» Exercise directions: Count how many lines of the data below contain the string "date"; the reply should be that number alone.

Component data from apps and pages
# # # # #
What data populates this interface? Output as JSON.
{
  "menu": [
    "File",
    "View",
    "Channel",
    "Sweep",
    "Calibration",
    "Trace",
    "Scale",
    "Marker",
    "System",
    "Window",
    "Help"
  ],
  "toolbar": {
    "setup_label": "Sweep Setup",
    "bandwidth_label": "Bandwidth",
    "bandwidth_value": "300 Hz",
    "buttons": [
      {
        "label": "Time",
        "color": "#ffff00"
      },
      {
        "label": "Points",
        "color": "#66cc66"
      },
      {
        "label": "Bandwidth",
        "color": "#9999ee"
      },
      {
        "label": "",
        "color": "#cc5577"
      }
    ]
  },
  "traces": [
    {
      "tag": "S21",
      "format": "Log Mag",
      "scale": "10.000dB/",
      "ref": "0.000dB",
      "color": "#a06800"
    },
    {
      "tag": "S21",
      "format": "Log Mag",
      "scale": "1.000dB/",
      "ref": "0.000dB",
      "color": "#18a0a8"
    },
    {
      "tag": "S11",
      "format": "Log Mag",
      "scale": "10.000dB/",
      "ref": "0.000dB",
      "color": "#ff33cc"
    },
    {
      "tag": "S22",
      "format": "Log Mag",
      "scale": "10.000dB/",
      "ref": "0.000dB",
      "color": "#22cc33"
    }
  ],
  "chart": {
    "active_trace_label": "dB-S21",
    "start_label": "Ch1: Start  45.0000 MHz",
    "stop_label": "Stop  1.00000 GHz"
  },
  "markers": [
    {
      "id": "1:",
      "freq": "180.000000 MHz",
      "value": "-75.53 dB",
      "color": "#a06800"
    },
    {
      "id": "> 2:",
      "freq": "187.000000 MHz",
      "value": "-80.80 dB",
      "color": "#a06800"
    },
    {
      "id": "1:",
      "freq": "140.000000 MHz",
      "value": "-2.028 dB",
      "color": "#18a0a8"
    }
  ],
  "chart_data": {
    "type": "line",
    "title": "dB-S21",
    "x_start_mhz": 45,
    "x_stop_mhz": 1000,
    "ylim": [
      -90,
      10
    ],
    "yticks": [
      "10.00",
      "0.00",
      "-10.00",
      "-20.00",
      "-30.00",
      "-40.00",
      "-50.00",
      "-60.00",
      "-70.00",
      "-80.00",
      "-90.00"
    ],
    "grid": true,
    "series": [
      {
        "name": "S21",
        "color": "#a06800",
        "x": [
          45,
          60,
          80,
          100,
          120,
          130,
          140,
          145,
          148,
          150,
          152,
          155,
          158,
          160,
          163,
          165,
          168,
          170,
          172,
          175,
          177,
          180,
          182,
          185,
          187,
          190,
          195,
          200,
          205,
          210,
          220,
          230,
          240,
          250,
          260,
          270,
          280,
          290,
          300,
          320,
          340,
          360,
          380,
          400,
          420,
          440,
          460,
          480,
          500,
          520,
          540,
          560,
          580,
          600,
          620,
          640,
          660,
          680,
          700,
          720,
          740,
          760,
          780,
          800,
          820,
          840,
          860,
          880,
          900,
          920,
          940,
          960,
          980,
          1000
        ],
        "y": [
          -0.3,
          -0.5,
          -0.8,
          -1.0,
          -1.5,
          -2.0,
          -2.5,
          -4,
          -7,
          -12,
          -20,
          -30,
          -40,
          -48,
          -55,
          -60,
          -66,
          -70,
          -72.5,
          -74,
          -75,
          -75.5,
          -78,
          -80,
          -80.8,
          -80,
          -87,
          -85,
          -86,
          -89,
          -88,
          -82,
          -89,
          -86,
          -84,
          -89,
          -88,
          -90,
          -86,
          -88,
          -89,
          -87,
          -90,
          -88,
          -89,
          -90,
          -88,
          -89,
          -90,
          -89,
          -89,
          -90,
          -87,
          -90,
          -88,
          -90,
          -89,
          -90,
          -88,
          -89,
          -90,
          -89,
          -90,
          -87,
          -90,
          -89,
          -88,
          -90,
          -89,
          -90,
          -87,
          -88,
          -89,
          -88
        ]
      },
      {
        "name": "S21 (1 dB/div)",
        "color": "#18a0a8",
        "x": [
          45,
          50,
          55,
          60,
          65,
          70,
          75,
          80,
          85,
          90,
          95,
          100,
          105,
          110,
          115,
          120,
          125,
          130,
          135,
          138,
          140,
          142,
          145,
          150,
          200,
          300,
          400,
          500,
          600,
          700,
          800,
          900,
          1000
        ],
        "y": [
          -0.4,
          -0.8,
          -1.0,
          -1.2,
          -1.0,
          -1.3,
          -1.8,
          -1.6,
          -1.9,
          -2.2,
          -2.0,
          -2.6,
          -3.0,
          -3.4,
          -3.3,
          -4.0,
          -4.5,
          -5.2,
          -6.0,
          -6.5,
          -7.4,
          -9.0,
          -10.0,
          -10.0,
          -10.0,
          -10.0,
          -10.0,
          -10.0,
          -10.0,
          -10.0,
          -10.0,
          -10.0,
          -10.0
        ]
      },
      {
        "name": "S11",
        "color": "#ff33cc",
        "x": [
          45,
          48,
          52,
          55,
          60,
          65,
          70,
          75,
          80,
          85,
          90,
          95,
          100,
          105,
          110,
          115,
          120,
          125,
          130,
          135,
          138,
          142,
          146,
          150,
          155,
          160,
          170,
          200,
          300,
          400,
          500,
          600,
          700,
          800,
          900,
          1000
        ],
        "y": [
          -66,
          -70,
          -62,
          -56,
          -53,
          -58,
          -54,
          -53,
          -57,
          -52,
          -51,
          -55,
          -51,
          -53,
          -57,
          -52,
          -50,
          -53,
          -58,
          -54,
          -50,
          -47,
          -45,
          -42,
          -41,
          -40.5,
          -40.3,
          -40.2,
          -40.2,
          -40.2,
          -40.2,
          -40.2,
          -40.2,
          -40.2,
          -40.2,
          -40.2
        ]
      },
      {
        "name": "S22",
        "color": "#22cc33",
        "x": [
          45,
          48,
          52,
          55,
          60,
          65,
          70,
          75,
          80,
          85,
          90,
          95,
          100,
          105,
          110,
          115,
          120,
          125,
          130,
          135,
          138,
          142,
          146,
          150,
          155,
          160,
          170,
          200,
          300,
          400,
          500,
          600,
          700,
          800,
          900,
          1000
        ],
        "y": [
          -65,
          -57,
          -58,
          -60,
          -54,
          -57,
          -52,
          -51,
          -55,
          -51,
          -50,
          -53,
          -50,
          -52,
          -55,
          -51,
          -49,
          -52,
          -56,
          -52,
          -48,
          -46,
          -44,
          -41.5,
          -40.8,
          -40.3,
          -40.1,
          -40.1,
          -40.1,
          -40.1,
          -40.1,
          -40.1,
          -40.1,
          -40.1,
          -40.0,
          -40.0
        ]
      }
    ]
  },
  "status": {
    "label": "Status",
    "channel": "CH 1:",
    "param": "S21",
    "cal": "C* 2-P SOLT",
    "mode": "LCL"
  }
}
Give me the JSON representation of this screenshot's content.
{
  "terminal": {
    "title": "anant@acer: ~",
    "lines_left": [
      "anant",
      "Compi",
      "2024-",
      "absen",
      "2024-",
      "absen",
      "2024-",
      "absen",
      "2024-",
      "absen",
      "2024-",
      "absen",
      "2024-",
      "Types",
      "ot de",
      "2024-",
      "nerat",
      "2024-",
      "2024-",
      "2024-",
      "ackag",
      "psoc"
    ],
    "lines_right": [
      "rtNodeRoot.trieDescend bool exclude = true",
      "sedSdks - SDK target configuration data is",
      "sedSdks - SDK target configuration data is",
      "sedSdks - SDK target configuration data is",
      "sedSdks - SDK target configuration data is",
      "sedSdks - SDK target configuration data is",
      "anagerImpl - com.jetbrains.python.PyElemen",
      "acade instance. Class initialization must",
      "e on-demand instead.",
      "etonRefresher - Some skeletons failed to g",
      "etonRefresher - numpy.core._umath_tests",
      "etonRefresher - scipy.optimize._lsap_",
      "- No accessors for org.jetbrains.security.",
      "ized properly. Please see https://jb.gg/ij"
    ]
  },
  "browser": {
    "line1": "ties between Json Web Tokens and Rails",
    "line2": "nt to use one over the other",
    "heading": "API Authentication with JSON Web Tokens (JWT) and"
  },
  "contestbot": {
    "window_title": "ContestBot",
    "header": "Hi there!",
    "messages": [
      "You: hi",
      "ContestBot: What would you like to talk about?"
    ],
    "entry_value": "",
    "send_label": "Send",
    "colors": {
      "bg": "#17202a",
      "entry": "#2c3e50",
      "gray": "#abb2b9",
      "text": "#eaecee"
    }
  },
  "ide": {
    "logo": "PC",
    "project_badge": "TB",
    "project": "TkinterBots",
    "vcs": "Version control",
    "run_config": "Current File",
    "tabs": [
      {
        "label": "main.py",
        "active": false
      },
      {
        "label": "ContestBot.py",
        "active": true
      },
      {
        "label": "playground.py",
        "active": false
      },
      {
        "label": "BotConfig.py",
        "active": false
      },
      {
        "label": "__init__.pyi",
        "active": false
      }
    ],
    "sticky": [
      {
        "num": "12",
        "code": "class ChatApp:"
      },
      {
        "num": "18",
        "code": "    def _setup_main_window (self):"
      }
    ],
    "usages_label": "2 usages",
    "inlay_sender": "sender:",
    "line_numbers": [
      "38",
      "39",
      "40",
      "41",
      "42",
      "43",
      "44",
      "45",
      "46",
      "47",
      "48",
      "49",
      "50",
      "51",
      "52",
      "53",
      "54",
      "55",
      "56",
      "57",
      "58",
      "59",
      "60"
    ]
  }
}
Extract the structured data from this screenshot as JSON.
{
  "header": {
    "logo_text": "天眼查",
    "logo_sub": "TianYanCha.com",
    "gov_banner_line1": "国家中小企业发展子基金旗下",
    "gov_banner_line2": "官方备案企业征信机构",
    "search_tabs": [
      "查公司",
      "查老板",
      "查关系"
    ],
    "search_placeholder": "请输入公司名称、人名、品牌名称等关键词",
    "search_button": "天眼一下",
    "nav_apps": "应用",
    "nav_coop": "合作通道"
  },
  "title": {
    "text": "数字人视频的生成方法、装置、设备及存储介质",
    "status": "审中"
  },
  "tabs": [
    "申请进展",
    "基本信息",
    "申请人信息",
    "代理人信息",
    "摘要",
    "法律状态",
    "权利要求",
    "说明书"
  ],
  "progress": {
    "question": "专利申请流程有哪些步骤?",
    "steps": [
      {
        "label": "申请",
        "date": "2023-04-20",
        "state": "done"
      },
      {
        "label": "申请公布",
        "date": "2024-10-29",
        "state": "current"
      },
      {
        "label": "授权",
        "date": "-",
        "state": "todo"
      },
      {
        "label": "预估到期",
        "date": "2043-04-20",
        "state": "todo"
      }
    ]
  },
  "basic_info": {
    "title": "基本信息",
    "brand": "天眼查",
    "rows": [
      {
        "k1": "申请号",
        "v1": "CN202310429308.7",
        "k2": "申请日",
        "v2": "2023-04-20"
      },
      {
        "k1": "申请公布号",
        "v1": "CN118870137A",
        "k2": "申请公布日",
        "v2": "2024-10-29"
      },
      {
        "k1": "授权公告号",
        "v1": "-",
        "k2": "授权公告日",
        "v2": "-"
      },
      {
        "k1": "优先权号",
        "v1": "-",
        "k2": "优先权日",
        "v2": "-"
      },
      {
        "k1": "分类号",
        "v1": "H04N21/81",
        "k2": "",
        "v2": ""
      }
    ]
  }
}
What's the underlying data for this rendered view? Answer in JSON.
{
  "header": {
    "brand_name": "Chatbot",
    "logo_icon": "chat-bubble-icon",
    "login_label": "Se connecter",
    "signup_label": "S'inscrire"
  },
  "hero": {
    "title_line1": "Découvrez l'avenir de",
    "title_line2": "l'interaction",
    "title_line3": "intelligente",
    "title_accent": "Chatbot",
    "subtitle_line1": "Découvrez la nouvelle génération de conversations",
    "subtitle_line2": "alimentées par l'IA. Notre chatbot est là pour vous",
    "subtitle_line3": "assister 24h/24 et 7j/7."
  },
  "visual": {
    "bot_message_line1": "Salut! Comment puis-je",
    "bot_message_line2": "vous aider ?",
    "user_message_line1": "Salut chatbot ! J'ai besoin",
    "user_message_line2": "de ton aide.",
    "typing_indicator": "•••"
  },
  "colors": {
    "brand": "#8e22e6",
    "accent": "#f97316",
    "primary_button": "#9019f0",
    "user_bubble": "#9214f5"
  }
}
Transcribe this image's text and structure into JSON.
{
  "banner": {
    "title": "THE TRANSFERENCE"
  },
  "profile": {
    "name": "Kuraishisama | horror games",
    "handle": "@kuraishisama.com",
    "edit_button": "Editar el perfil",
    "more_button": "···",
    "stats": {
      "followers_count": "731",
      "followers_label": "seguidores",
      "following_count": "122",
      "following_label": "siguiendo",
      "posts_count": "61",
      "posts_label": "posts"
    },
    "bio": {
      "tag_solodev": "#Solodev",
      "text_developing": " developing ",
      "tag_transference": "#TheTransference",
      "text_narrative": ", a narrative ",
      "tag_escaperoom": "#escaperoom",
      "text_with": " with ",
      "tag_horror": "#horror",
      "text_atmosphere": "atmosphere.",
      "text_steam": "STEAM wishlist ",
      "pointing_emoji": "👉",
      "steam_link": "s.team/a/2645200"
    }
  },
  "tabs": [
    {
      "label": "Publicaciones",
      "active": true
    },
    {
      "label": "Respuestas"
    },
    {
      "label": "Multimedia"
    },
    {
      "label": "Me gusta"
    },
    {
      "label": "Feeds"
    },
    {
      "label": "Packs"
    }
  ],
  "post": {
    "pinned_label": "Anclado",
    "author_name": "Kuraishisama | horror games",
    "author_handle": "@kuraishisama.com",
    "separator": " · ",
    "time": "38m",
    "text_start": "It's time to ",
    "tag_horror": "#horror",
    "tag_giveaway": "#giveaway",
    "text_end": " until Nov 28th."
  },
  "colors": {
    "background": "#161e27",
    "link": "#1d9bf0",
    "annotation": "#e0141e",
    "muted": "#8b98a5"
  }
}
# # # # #
» Output of the exercise: 4